Surgeons from the UPMC Presbyterian Hospital in Pittsburgh, Pennsylvania, are set to begin suspended animation trials by dramatically cooling down trauma victims in an effort to keep them alive during critical operations.
By now, you've likely heard the insane story of a 16-year-old boy who survived a five-hour flight from California to Hawaii hidden in a wheel well. How the hell did his body make it through sub-zero temperatures with little oxygen? Probably by going into "suspended animation," a strange, frozen state that's about as…
What happens after we die? It's a question that has plagued the human mind since we first developed the concept of "death." The search for an answer—and, more importantly, a means of circumventing its effects—has encited organized religion and served to shape one of the foundations of human culture.
After years of sci-fi-inspired fantasies about the technique, a team of doctors in Pittsburgh are finally ready to start testing out a procedure that involves putting patients in a state of "suspended animation" while they repair their injuries. Put bluntly, they're going to kill people and bring them back to life.
Imagine going to sleep for months at a time and then waking up just in time to land on Mars. Hibernation is second nature to bears and other mammals...but there's no reason humans can't do it too.
In early winter, brown bears find a comfy spot in a cave or burrow that's well-protected from the cold. Then they curl up, fall asleep, and don't awaken or eat for 5 to 7 months. It's called hibernation, and until now we weren't really sure what happened in bears' bodies during that time. How could they survive for…
Legitimate, human trial suspended animation: Coming soon to Boston! What a lucky boy I am to have such mind-bending near-sci-fi research being conducted almost in my backyard, over at Massachusetts General Hospital.
The scientist responsible for some of the Pentagon's wildest research has devised methods that could one day save trauma patients, and even extend the shelf life of transplant organs. Step one: Suffocate the wounded. Step two: Put ‘em on ice.
A research scientist in a Seattle cancer laboratory has discovered the secret to reanimating organisms that had been frozen to a temperature below survivable limits.
Suspended animation - the state that space travelers are always put into in movies so they don't age while traveling for many years - may turn out to actually be possible, and it's a simpler process than you'd expect. Yep, all you need to fall into a deep sleep and not age is a good dose of sewer gas.
Scientists have unlocked the secret of suspended animation, a state of "undeath" where the body's metabolism shuts down but all major organs continue to function.
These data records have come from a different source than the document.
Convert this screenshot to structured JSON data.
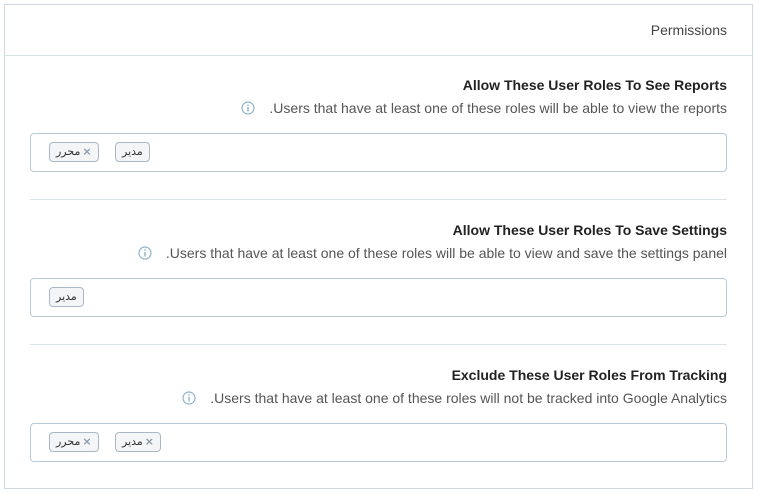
{
  "panel": {
    "title": "Permissions"
  },
  "sections": [
    {
      "title": "Allow These User Roles To See Reports",
      "description": ".Users that have at least one of these roles will be able to view the reports",
      "tags": [
        {
          "label": "محرر",
          "removable": true
        },
        {
          "label": "مدير",
          "removable": false
        }
      ]
    },
    {
      "title": "Allow These User Roles To Save Settings",
      "description": ".Users that have at least one of these roles will be able to view and save the settings panel",
      "tags": [
        {
          "label": "مدير",
          "removable": false
        }
      ]
    },
    {
      "title": "Exclude These User Roles From Tracking",
      "description": ".Users that have at least one of these roles will not be tracked into Google Analytics",
      "tags": [
        {
          "label": "محرر",
          "removable": true
        },
        {
          "label": "مدير",
          "removable": true
        }
      ]
    }
  ],
  "icons": {
    "info": "info-circle-icon",
    "remove": "×"
  },
  "colors": {
    "border": "#cdd8e0",
    "info": "#8fb3c9",
    "tag_bg": "#f3f5f7"
  }
}
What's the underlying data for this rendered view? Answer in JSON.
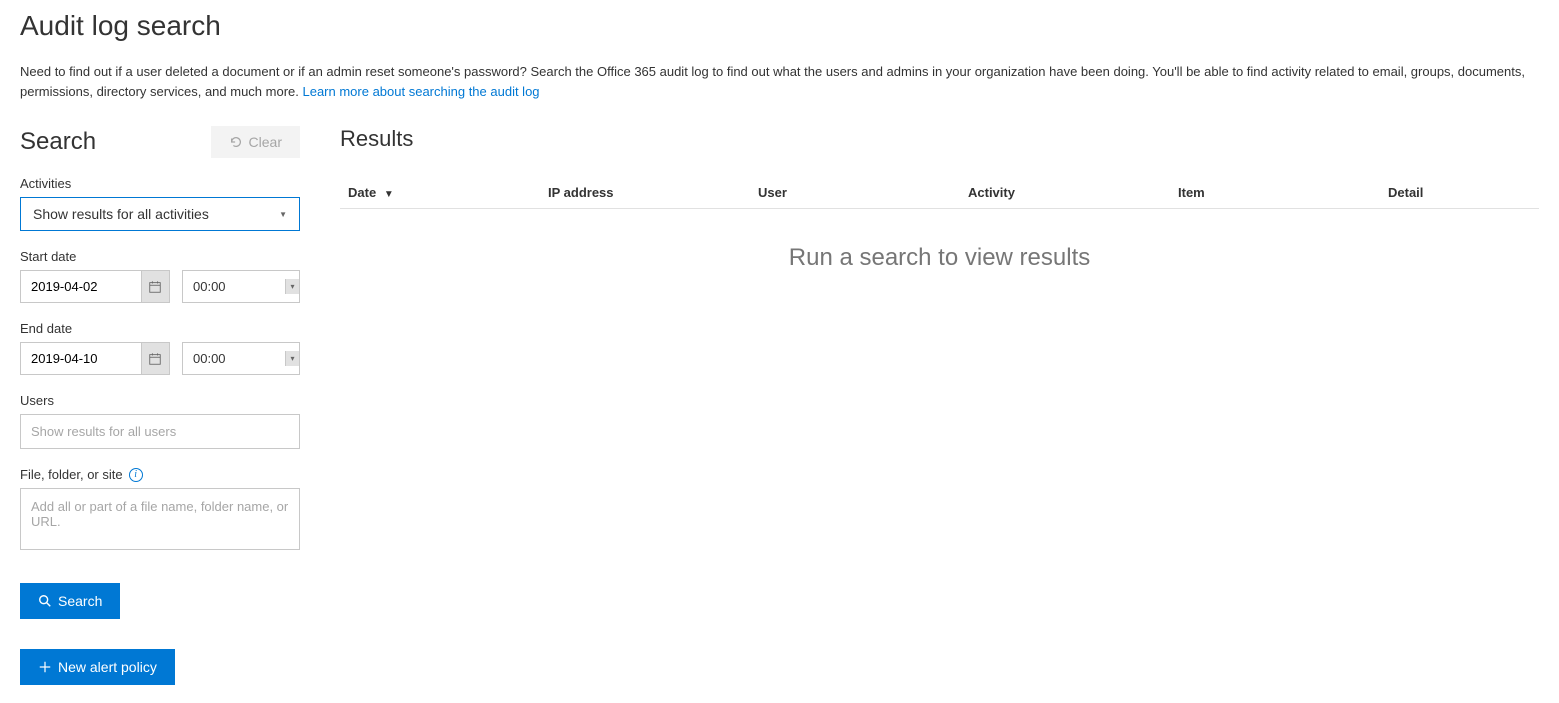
{
  "page": {
    "title": "Audit log search",
    "description_prefix": "Need to find out if a user deleted a document or if an admin reset someone's password? Search the Office 365 audit log to find out what the users and admins in your organization have been doing. You'll be able to find activity related to email, groups, documents, permissions, directory services, and much more. ",
    "description_link": "Learn more about searching the audit log"
  },
  "search": {
    "title": "Search",
    "clear_label": "Clear",
    "activities": {
      "label": "Activities",
      "selected": "Show results for all activities"
    },
    "start_date": {
      "label": "Start date",
      "value": "2019-04-02",
      "time": "00:00"
    },
    "end_date": {
      "label": "End date",
      "value": "2019-04-10",
      "time": "00:00"
    },
    "users": {
      "label": "Users",
      "placeholder": "Show results for all users"
    },
    "file": {
      "label": "File, folder, or site",
      "placeholder": "Add all or part of a file name, folder name, or URL."
    },
    "search_button": "Search",
    "new_alert_button": "New alert policy"
  },
  "results": {
    "title": "Results",
    "columns": {
      "date": "Date",
      "ip": "IP address",
      "user": "User",
      "activity": "Activity",
      "item": "Item",
      "detail": "Detail"
    },
    "empty_message": "Run a search to view results"
  }
}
Hydrogen sulfide, also known as sewer gas, may be the miracle substance that finally allows humans to stay alive in a frozen, non-aging state. In science…
Must-see TV shows are futuristic classics that shouldn't be missed. Of course, not every must-see is perfect. That's why we've rated them 1-5 on the patented "crunchy goodness" scale.
Title: Buck Rogers In The 25th Century
Vitals: A twentieth-century astronaut gets caught in a swirly thingy and goes…